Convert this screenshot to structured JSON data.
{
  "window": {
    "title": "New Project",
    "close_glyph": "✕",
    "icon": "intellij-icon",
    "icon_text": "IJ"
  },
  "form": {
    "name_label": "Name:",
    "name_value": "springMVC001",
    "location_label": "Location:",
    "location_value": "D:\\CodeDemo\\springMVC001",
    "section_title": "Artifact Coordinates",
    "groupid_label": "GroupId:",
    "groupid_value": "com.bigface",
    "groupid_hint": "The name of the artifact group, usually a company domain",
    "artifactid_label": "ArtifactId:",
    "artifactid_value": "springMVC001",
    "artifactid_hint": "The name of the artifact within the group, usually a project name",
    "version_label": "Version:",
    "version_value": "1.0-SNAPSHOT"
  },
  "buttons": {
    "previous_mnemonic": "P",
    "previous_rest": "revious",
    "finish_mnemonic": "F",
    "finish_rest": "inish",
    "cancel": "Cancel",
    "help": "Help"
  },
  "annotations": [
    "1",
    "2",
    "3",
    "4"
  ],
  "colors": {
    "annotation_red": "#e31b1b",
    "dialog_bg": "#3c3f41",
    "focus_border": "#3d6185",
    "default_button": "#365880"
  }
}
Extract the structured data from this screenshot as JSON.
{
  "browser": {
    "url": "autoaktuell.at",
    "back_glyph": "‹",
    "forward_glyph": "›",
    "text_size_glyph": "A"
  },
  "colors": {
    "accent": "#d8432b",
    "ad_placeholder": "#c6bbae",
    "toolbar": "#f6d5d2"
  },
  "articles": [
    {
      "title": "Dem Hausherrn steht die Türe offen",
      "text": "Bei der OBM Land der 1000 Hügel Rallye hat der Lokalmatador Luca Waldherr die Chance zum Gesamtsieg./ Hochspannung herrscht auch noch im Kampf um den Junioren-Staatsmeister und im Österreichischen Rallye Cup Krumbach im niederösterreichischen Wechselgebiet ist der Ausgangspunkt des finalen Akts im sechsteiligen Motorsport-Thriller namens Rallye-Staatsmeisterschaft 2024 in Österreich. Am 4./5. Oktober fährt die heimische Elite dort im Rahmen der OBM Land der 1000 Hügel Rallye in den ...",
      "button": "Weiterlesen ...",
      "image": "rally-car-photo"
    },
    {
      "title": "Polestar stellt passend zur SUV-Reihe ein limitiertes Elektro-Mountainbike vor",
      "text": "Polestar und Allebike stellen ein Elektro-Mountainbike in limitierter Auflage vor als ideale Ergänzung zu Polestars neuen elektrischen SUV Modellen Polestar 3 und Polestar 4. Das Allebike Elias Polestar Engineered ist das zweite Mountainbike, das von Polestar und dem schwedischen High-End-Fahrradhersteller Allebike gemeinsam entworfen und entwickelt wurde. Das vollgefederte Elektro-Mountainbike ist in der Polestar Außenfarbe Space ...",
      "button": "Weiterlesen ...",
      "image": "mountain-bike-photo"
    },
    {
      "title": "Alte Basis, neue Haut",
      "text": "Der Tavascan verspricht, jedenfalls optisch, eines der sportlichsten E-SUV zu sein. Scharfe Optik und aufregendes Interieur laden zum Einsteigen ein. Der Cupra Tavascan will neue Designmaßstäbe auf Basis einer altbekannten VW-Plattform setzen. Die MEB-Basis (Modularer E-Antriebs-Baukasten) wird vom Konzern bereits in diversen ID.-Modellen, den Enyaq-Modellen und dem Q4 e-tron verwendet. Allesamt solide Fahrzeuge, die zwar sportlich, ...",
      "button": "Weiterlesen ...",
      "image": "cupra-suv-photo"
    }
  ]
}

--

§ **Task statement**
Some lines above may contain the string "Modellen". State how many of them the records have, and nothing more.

§ **Result of the exercise**
2